Evidence has already emerged that there has been a 37% increase in claimant solicitors issuing proceedings in low-value road traffic accident cases so as to avoid the fixed-fee payment scheme (according to a study for the Civil Justice Council). It will therefore hardly be surprising if the decision in Lamont has a significant impact on the advice given to claimants as to whether to accept late Part 36 offers. It will become increasingly important for defendants to make reasonable offers at as an early a stage as possible to give some protection. Extreme caution is needed before proceeding to trial simply on quantum.
The Court of Appeal did recognise that their interpretation of the rules was not without problems:

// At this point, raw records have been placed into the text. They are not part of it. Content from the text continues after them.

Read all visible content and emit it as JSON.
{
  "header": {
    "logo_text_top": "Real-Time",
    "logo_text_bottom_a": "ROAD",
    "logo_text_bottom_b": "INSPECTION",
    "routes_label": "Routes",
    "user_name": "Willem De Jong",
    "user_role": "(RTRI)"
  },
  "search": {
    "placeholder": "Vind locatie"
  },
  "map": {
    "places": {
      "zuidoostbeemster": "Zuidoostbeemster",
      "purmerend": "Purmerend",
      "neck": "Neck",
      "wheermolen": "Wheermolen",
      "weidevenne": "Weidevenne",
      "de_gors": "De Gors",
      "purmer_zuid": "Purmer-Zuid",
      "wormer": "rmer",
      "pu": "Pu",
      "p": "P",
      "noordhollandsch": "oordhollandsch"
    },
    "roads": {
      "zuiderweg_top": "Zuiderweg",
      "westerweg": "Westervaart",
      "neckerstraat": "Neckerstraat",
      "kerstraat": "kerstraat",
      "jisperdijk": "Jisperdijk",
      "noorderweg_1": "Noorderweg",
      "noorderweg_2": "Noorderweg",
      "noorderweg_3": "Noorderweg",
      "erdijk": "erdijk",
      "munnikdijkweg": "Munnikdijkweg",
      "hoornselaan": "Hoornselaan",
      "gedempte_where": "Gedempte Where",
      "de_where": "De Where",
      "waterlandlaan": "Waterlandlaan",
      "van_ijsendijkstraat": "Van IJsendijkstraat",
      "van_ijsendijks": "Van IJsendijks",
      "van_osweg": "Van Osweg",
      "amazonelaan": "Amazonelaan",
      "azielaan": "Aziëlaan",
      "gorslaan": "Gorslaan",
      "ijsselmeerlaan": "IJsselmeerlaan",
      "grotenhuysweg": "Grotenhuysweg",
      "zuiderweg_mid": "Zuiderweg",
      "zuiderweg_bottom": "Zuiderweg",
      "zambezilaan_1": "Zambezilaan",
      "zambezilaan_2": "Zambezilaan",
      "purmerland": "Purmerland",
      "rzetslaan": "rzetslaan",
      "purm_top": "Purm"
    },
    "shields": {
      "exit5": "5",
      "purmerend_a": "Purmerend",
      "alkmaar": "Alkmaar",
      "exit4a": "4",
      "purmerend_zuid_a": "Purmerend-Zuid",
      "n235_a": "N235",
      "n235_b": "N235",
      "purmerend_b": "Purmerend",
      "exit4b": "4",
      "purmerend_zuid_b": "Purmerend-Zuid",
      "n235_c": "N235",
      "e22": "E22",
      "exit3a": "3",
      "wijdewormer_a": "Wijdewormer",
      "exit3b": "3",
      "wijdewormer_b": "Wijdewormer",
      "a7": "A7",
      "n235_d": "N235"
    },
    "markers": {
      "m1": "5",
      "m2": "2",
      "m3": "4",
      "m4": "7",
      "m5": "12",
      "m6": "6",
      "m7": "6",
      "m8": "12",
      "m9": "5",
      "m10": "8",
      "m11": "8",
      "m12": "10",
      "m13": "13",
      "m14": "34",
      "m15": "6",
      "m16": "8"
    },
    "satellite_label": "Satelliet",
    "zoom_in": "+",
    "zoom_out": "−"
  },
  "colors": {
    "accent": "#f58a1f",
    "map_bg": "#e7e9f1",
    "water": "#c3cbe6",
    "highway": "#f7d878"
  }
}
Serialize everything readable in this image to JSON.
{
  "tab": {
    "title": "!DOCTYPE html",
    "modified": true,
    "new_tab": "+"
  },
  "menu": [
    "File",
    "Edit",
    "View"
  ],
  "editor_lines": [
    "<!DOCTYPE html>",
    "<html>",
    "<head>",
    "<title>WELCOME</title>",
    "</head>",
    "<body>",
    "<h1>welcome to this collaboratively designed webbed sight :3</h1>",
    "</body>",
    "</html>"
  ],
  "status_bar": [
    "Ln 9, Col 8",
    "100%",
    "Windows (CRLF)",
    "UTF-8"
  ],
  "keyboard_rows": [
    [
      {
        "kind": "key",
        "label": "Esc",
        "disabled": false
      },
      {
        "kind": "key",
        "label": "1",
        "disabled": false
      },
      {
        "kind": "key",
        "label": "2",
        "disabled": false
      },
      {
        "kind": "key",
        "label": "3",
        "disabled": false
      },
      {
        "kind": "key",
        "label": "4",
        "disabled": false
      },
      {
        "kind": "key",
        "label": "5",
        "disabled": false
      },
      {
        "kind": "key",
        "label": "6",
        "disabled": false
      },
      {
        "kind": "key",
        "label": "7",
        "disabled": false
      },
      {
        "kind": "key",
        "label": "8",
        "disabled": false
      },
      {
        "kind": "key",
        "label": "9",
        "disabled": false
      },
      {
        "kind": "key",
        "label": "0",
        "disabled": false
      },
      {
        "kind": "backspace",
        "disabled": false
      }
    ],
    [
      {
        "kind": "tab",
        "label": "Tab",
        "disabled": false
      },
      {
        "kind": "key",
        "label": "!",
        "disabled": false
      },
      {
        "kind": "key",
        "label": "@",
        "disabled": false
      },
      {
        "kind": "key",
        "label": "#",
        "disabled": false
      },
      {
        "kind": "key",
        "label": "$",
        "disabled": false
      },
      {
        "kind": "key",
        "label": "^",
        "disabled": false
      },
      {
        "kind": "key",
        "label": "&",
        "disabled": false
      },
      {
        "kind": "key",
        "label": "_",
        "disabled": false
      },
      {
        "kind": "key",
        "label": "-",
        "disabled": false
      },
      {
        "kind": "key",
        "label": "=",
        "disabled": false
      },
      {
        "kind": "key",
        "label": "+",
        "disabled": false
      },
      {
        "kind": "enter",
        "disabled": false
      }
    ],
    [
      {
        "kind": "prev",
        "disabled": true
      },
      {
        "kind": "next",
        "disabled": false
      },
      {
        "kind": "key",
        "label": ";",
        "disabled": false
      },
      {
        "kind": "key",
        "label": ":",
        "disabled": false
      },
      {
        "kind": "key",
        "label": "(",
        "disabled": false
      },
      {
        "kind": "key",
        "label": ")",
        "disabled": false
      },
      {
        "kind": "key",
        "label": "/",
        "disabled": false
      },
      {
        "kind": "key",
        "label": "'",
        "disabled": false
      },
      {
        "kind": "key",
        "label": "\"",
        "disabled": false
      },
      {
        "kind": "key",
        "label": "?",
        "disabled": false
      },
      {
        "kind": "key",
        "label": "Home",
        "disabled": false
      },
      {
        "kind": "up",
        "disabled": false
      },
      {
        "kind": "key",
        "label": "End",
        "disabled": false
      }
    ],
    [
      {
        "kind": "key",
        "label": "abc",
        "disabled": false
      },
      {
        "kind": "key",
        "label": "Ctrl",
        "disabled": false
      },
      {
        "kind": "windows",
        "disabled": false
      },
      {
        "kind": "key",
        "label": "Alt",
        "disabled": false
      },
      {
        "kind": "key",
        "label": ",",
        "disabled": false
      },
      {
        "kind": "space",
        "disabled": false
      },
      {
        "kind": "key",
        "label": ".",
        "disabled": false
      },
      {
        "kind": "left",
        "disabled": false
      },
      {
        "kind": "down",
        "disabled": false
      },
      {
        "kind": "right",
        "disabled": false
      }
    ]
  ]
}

“…although we accept that there may well be a case for deciding that, where a claimant fails to better a Part 36 offer or payment, he should be allowed the same success fee that he would have recovered if he had accepted the offer. For the reasons that we have given, that is not the effect of the rules in their present form. It will be a matter for the Rule Committee and the Civil Justice Council to consider whether to amend Part 45 to make special provision to deal with the Part 36 issue.”
Where, for a variety of reasons, a defendant has not made a strong Part 36 offer at an early stage the only option appears to be to make an overly generous offer in settlement. If accepted, any overpayment on damages is likely to be less than the higher success fee that would otherwise be recoverable. If the offer is generous enough, then the Claimant’s solicitor may be vulnerable to a claim in negligence by his client if he does not recommended acceptance. However, whether paid out in increased damages or success fees it will produce the same result – greater cost to defendants.
This case highlights a potentially much bigger danger to defendants that does not yet seem to have been widely appreciated. The fixed success fees apply regardless of the stage at which the CFA is entered into. There is therefore nothing within the rules that prevents a claimant solicitor waiting until liability has been admitted and then entering into a CFA and claiming the fixed success fee. In RTA cases to which the fixed-fee scheme applies the success fee will apply to the full fixed fee. In other cases it will only apply to work conducted after the CFA is entered into but this is likely to represent the majority of the work if liability is admitted at an early stage and the solicitors promptly enter into a CFA. There appears to be a very real danger that even where claimant solicitors are accepting referrals under BTE insurance policies they will now routinely enter into CFAs from the stage that liability is admitted leading to significant additional costs liabilities to defendants with no corresponding risks to themselves.
The problems with the rules that this decision has highlighted requires urgent attention.